Oh come off it. How many more people know about linux and have tried it thanks to Ubuntu. Once they know from whence Ubuntu came, they start to read, research and learn.

Reply Parent Score: 2

DrillSgt Member since:
2005-12-02

Sure, it's good to spread the code, nobody is saying that Canonical is doing a bad thing.

They are not part of the community, they don't contribute, they don't collaborate.

All the things they do are for self-interest.


I have been using Linux, for various purposes, since 1996. I have submitted plenty of bug reports, and all of them closed with "Won't Fix" by the developers. Since I don't contribute code, what you are saying is I am not a member of the Linux community. It wouldn;t surprise me if you are a developer that loves to just close known bugs with "Won't fix", failing to add that they are just too damn lazy to do so.

My point is that Linux developers are the ones generally doing things for "self-interest". There really is no "community" as you put it. Believe it or not, I use Linux every day, I just know better than to attempt to "contribute", as history has shown not to bother. I currently use Mandriva, so go ahead and slam me for that while you are at it saying it is not "Linux" and such.

Reply Parent Score: 8

kaiwai Member since:
2005-07-06

What good is your precious code if you've got no one putting it in the hands of users? Does it really matter that the one putting your code out there is not the one contributing the most code?


The problem that many Linux advocates have is the fact that Ubuntu is being praised for only doing the last easy 10% of the work.
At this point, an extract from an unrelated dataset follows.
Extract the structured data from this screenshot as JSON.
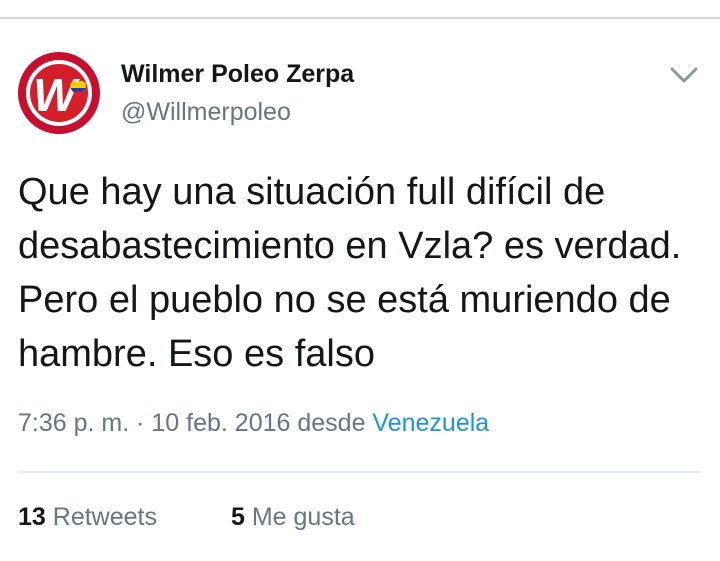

Where are they actually removing the HAL dependency? where are they actually investing into OpenOffice.org to fix the laundry list of bugs that are over 4 years old in some cases, where are they when it comes to moving GNOME forward by moving the individual projects away from deprecated components? where are their contributions to Xorg that improve reliability, power management, and so on? Where are they improving hardware compatibility? finishing software that seem to be stuck in a perpetual 0.1 state on Linux?

The problem that many Linux advocates have is the show pony attitude of Ubuntu coming into bundling up a whole heap of stuff and then taking no time out to actually show appreciation to those individual projects that actually make their distribution possible - without those projects they would have no distribution.

Reply Parent Score: 10

pgeorgi Member since:
2010-02-18

The problem that many Linux advocates have is the fact that Ubuntu is being praised for only doing the last easy 10% of the work.

The "last easy 10%" of getting the damn thing in the hands of the user?

Given how many distros tried and failed when it came to the "average end-user", I wouldn't say that this is "easy" or "10%". And that's exactly the cultural problem between Linux and "Linux on the desktop".

The main problem for the "show me the code" people is that the integration work this requires isn't as portable across distros as the latest GTK backend rewrite.

Reply Parent Score: 4

Panajev Member since:
2008-01-09

Ubuntu is being praised for only doing the last easy 10% of the work.


One reason why OpenOffice.org, Eclipse, and GIMP (and Blender) are relatively back in the stone age UI wise compared to their proprietary equivalents... What make the others special is that last 10% which is assumed to be the "easy" 10% of the work and not paid enough attention to.

I am not saying that technology wise those projects I listed do not do enough... they are great and I have been using them for years (OpenOffice and Eclipse especially).

Edited 2010-09-15 09:39 UTC

Reply Parent Score: 4